> **Task to complete**
Report each line of the records below that holds the word "poprawny".

Items listed in a dataset

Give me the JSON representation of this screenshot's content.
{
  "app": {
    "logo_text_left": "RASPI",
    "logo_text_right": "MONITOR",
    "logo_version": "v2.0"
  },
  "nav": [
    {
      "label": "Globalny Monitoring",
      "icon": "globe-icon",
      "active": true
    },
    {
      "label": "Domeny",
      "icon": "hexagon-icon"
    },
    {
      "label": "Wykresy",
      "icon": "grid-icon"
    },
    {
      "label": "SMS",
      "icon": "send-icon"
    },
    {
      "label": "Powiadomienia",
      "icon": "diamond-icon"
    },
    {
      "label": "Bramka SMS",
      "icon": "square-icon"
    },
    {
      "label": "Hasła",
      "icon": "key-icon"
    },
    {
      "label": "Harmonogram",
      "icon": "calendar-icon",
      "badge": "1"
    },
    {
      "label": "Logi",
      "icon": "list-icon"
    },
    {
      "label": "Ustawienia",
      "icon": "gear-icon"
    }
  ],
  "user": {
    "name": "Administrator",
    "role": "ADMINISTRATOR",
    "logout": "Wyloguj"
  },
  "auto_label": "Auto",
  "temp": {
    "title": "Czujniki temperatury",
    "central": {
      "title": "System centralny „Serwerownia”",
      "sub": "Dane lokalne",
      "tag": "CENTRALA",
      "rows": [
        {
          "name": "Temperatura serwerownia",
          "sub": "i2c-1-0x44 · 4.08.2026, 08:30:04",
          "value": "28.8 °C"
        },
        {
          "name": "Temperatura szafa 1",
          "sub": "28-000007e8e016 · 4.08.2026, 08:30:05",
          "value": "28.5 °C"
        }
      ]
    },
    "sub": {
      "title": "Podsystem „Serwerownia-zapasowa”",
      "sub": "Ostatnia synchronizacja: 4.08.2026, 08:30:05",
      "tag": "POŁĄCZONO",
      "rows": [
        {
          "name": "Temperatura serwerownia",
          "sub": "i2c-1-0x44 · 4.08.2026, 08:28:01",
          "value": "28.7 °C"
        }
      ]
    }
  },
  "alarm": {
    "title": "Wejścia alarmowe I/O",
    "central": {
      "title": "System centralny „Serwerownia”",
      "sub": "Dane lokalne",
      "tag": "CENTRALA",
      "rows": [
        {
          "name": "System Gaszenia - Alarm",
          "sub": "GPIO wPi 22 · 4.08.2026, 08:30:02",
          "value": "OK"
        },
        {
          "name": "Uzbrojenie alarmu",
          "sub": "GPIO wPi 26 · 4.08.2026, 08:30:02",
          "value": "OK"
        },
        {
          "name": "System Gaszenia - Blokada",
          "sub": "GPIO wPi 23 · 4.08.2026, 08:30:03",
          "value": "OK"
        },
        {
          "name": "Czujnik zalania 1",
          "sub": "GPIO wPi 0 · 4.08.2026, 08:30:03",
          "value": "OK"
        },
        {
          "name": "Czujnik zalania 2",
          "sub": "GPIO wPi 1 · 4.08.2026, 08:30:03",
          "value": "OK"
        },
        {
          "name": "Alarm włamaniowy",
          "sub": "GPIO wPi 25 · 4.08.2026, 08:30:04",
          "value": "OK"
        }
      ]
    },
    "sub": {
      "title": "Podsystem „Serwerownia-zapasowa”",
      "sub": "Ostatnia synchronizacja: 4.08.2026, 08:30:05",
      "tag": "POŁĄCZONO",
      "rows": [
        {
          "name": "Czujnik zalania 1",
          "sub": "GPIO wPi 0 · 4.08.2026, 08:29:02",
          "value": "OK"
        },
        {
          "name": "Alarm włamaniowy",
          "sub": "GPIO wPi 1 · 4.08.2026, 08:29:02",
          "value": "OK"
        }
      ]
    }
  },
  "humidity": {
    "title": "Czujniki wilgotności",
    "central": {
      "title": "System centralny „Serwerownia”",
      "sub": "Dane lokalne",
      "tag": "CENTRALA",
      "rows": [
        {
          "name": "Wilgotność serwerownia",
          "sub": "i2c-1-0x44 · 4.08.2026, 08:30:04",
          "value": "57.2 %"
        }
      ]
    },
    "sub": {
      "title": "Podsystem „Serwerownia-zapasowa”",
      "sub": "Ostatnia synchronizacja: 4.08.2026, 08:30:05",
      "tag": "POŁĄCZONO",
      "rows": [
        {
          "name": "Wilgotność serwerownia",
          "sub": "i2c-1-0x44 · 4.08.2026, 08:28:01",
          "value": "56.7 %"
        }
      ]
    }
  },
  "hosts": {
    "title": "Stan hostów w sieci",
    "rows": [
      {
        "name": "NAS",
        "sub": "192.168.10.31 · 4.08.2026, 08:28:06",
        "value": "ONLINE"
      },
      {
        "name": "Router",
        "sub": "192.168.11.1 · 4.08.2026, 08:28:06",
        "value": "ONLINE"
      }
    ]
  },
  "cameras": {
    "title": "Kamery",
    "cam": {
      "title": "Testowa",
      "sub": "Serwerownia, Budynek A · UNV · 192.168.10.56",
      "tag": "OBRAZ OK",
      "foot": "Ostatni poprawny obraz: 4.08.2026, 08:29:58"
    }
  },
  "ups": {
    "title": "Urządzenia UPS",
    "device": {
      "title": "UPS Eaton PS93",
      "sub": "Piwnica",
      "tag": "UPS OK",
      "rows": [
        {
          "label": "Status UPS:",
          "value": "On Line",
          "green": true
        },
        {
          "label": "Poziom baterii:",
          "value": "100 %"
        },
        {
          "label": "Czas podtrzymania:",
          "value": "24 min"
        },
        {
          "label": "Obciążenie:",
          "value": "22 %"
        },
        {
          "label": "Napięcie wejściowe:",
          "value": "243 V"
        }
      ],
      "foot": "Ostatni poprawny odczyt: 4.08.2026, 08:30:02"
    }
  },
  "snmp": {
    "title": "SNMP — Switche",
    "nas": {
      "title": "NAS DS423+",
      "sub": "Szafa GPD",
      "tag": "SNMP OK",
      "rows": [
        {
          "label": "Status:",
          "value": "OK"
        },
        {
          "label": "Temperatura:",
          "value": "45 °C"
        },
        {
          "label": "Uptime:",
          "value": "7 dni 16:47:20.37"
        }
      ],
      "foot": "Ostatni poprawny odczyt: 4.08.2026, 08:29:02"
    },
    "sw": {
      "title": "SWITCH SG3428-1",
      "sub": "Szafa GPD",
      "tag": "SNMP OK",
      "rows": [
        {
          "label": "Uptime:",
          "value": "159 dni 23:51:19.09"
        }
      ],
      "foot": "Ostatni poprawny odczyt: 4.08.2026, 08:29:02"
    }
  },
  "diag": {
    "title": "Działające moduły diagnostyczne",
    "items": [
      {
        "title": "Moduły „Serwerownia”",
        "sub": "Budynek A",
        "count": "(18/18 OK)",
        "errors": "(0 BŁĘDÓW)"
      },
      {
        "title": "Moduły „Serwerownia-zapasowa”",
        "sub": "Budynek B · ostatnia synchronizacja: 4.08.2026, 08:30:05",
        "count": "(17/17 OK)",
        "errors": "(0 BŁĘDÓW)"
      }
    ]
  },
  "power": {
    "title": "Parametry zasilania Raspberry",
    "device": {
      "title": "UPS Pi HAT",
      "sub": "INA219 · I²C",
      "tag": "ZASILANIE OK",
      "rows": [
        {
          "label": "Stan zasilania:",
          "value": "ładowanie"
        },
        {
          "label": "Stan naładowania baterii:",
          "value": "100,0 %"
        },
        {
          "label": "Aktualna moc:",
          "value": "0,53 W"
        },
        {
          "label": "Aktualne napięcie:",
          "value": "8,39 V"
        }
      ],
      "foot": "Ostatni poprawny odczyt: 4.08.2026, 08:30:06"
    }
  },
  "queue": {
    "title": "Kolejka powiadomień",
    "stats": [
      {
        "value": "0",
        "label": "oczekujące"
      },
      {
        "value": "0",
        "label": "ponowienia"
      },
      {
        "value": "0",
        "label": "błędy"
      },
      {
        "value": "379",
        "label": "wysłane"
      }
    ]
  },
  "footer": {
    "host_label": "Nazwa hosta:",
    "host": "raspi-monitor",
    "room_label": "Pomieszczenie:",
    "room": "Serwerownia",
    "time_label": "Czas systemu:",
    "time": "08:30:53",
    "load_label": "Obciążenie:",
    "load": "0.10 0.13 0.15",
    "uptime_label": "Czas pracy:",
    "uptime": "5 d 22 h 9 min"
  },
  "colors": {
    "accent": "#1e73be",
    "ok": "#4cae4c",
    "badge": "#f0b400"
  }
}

> **Answer to this exercise**
      "foot": "Ostatni poprawny obraz: 4.08.2026, 08:29:58"
      "foot": "Ostatni poprawny odczyt: 4.08.2026, 08:30:02"
      "foot": "Ostatni poprawny odczyt: 4.08.2026, 08:29:02"
      "foot": "Ostatni poprawny odczyt: 4.08.2026, 08:29:02"
      "foot": "Ostatni poprawny odczyt: 4.08.2026, 08:30:06"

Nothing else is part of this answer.